This article first appeared in The Pilot on July 9, 2020.
On July 1, the director of the Moore County Health Department said his agency would be working with the local chapter of the NAACP to address the spread of COVID-19 in marginalized communities.
O’Linda Watkins, president of the Moore County NAACP, is still waiting for that to happen.
“I haven’t heard a thing,” Watkins said in a phone interview on Thursday evening, eight days after the health director announced the department’s plan to collaborate with the organization. “Everybody seems to be taking their time.”
Robert Wittmann, director of the Moore County Health Department, last communicated with the chapter during a teleconference over a month ago. He told the group then that the county’s Black community was a “high-risk population” for COVID-19.
“There’s an inordinate amount of underlying health problems with the African American population,” Wittmann said at the time.
Citing the 2019 Community Health Assessment for Moore County, he added that the “main areas affecting the health of our citizens” were obesity and behavioral health. The disparity in these areas, Wittmann said, was “much higher for the Black population than the regular population.”
Since that meeting on May 28, data from the North Carolina Department of Health and Human Services has consistently shown that people of color in Moore County are disproportionately affected by the coronavirus. NCDHHS on Thursday reported that African American residents, despite making up 12 percent of the county’s total population, accounted for 14 percent of infections and 36 percent of deaths.
These figures are based on information reported to NCDHHS, which on Thursday said it was missing race data for 216 of the county’s 594 reported cases.
Miriam King of the Moore County Health Department played down the uneven toll on communities of color during a Facebook Live broadcast last week.
“As far as our county is concerned right now, we are below that radar,” she said. “For those contracting COVID-19, for those testing positive, for those dying from COVID-19, right now our Black community is not adversely affected by these numbers.”
Earlier in the broadcast, King said the Health Department is “working with our Moore County NAACP.”
“We are speaking with representatives and we’re asking and formulating ideas, we’re formulating processes — anything that we can do to help our marginalized communities.”
Wittmann later interjected off-camera.
“Our next project, which will be headed up by Matt Garner, who is the incident commander, is going to be some drive-thru testing,” he said. “And we’ll be getting back in touch with the local president of our NAACP and also the chair of their health committee to devise strategies to get the word out to these at-risk communities in order to be able to direct them into our drive-thru testing.”
But Watkins has yet to hear from Wittmann, Garner or King, and she disputed King’s claim that the Health Department is actively working with the chapter.
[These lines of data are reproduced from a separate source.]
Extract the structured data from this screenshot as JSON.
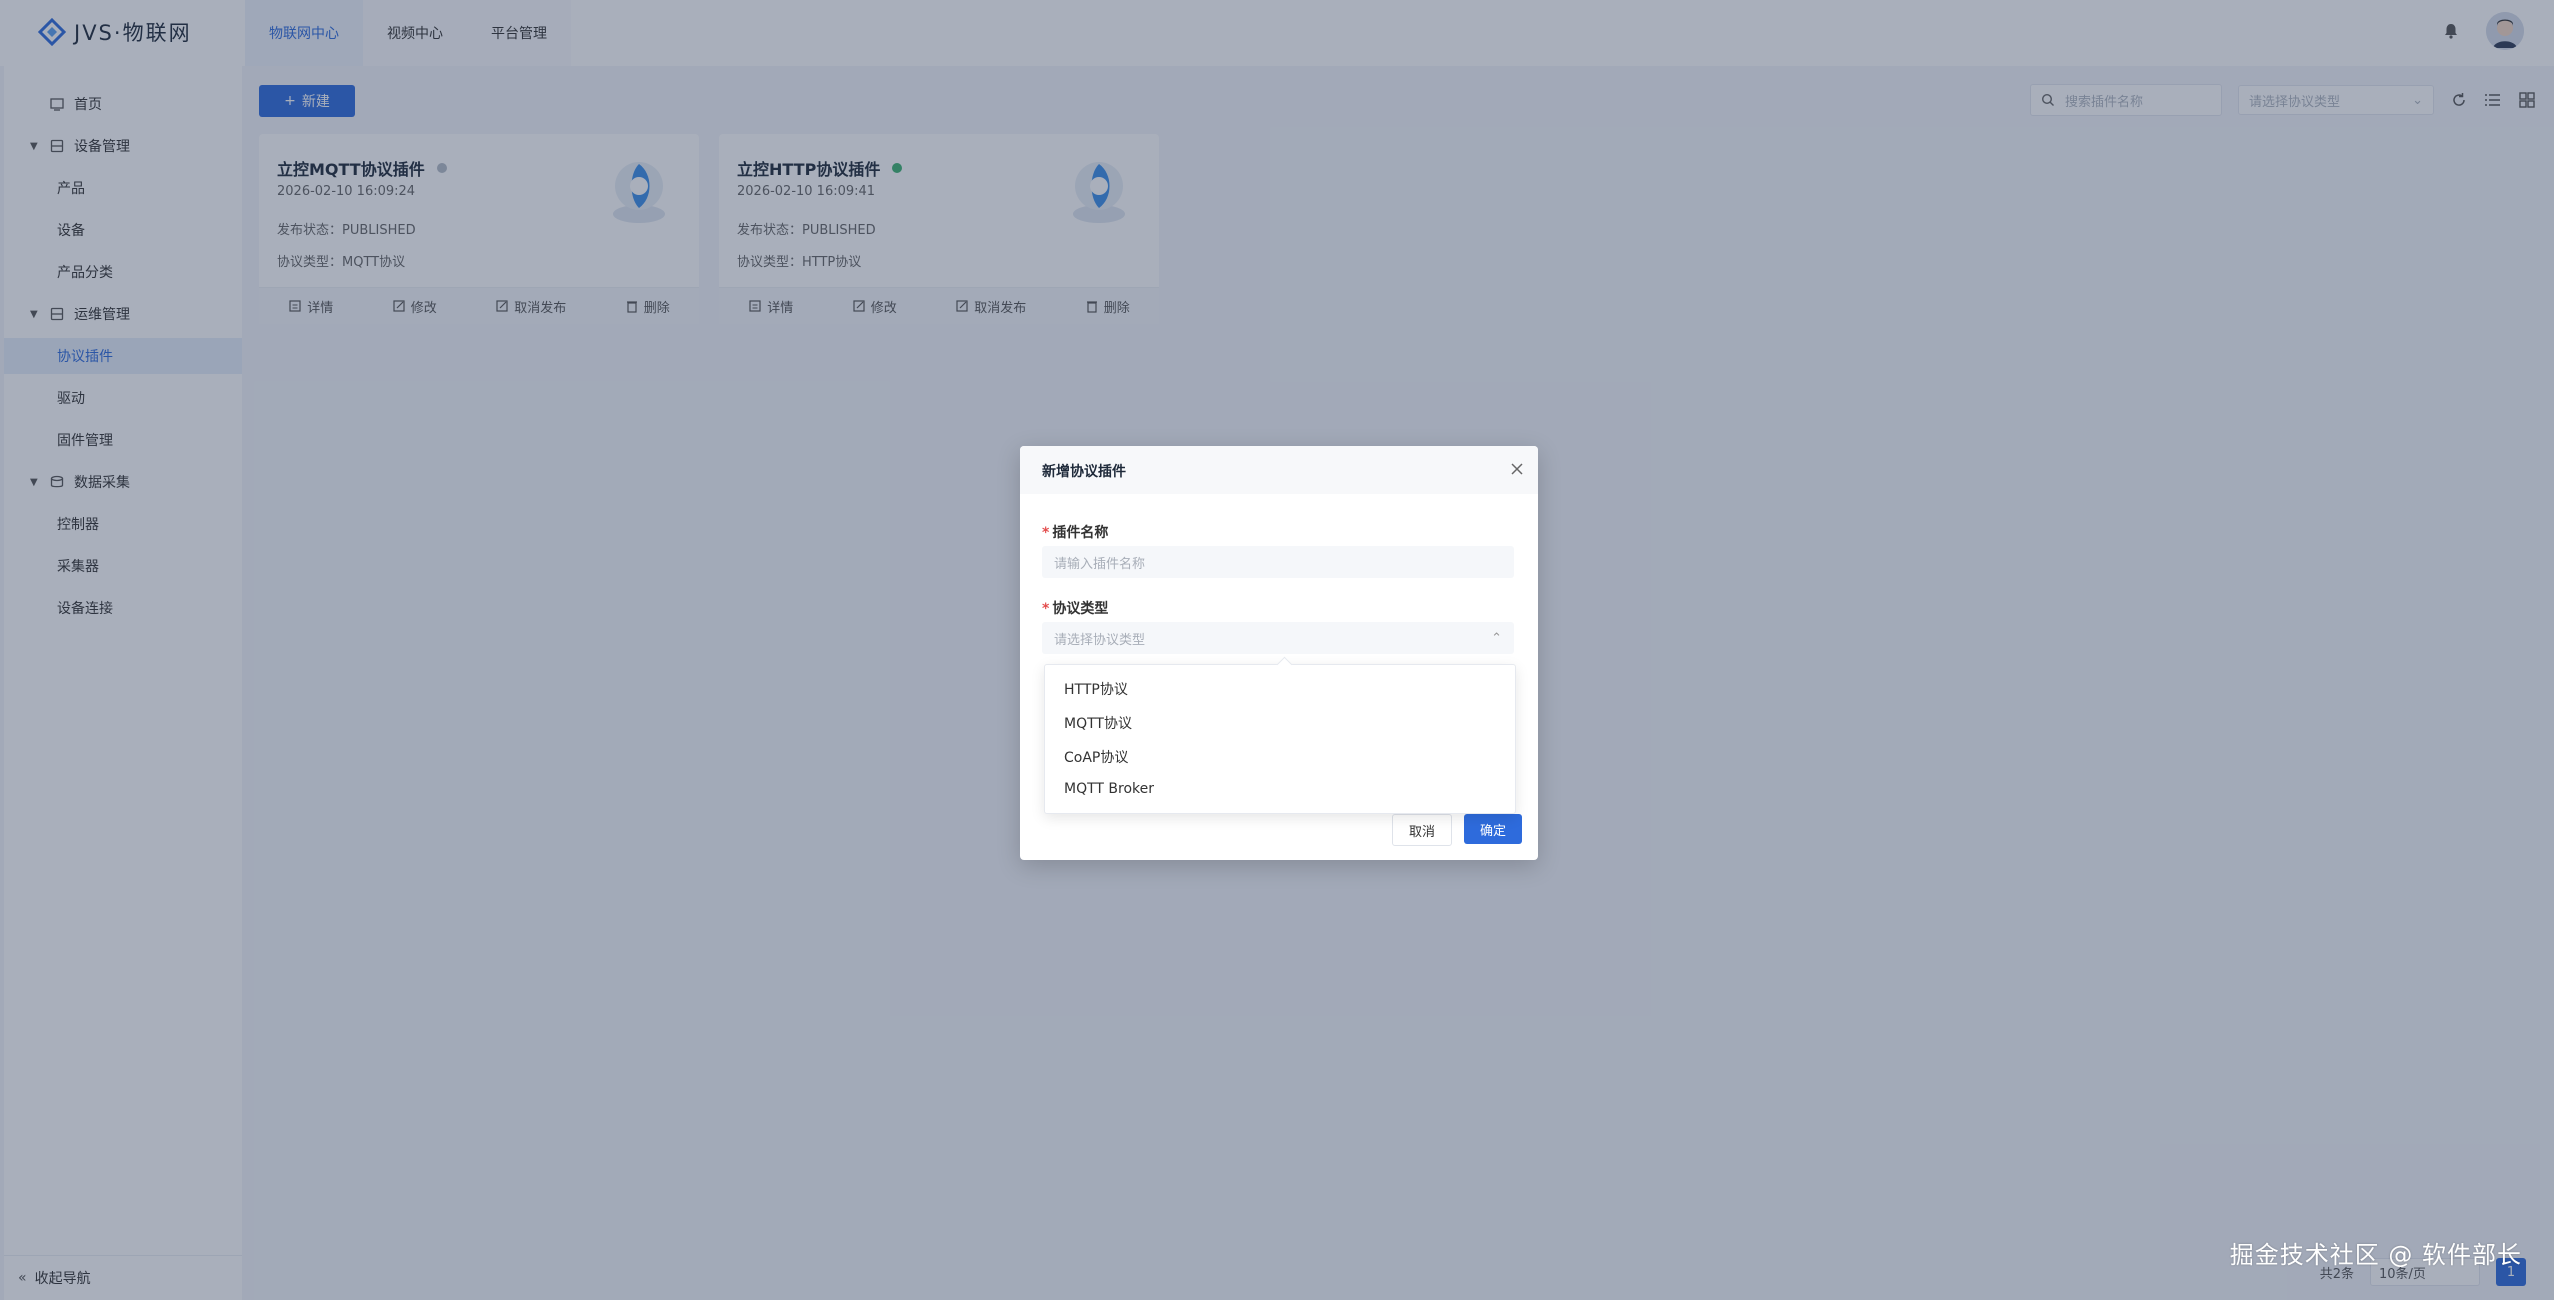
{
  "brand": {
    "name": "JVS·物联网"
  },
  "topnav": [
    {
      "label": "物联网中心",
      "active": true
    },
    {
      "label": "视频中心",
      "active": false
    },
    {
      "label": "平台管理",
      "active": false
    }
  ],
  "sidebar": {
    "items": [
      {
        "label": "首页"
      },
      {
        "label": "设备管理"
      },
      {
        "label": "产品"
      },
      {
        "label": "设备"
      },
      {
        "label": "产品分类"
      },
      {
        "label": "运维管理"
      },
      {
        "label": "协议插件"
      },
      {
        "label": "驱动"
      },
      {
        "label": "固件管理"
      },
      {
        "label": "数据采集"
      },
      {
        "label": "控制器"
      },
      {
        "label": "采集器"
      },
      {
        "label": "设备连接"
      }
    ],
    "collapse_label": "收起导航"
  },
  "toolbar": {
    "new_label": "新建",
    "search_placeholder": "搜索插件名称",
    "type_placeholder": "请选择协议类型"
  },
  "cards": [
    {
      "title": "立控MQTT协议插件",
      "status_color": "#b5bcc6",
      "time": "2026-02-10 16:09:24",
      "publish_status": "发布状态：PUBLISHED",
      "protocol_type": "协议类型：MQTT协议",
      "actions": [
        "详情",
        "修改",
        "取消发布",
        "删除"
      ]
    },
    {
      "title": "立控HTTP协议插件",
      "status_color": "#3cb371",
      "time": "2026-02-10 16:09:41",
      "publish_status": "发布状态：PUBLISHED",
      "protocol_type": "协议类型：HTTP协议",
      "actions": [
        "详情",
        "修改",
        "取消发布",
        "删除"
      ]
    }
  ],
  "pager": {
    "total": "共2条",
    "page_size": "10条/页",
    "page": "1"
  },
  "watermark": "掘金技术社区 @ 软件部长",
  "modal": {
    "title": "新增协议插件",
    "name_label": "插件名称",
    "name_placeholder": "请输入插件名称",
    "type_label": "协议类型",
    "type_placeholder": "请选择协议类型",
    "options": [
      "HTTP协议",
      "MQTT协议",
      "CoAP协议",
      "MQTT Broker"
    ],
    "cancel_label": "取消",
    "ok_label": "确定"
  },
  "colors": {
    "accent": "#2e6bdc",
    "overlay": "rgba(40,56,86,0.40)"
  }
}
“She made the statement and yet still I have not heard from them,” Watkins said. “I feel that someone from the Health Department could have at least sent us an email or some kind of follow-up to set up a time to talk after publicly saying they’re working with us.”
Watkins also took exception with Wittmann’s use of the word “project.”
“I still don’t get what he meant by that,” she said. “How is getting in touch with us a project? That shouldn’t take a week to do.”
In a previous interview with The Pilot, Watkins said the Moore County NAACP hopes to see free coronavirus testing offered in historically Black communities like West Southern Pines and in Robbins, where about half the population is Hispanic. She said the chapter would like to be involved with contact tracing and educational outreach in marginalized communities.
“We still want to work with the Health Department to make sure the community gets what it needs,” Watkins said.
In a phone interview on Friday, Garner said the department still plans on collaborating with the chapter in “the very near future.”
“We’re still working internally to figure out what our capabilities are as far as what we can offer in terms of staff,” he said. “Once we firm that up, we’re going to reach out to them and work with them.”
Garner added: “We’d like to work with them about possibly doing some outreach with some of the African American population and getting some testing sites open up and promoting them.”
The Health Department, Garner said, is looking at ways to offer testing in places like West Southern Pines and the Needmoore community in Carthage.
Catie Armstrong, spokesperson for NCDHHS, on Thursday said the state plans to make free testing more readily available for people of color in the area.
“As many as 300 free testing sites will be deployed throughout July to underserved communities, providing testing access for 2.2 million African American, LatinX/Hispanic and American Indian individuals,” Armstrong wrote in an email to The Pilot. “The initiative will increase testing capacity in more than 100 ZIP codes, including several across Moore County.”
She did not specify which local ZIP codes are included in the initiative.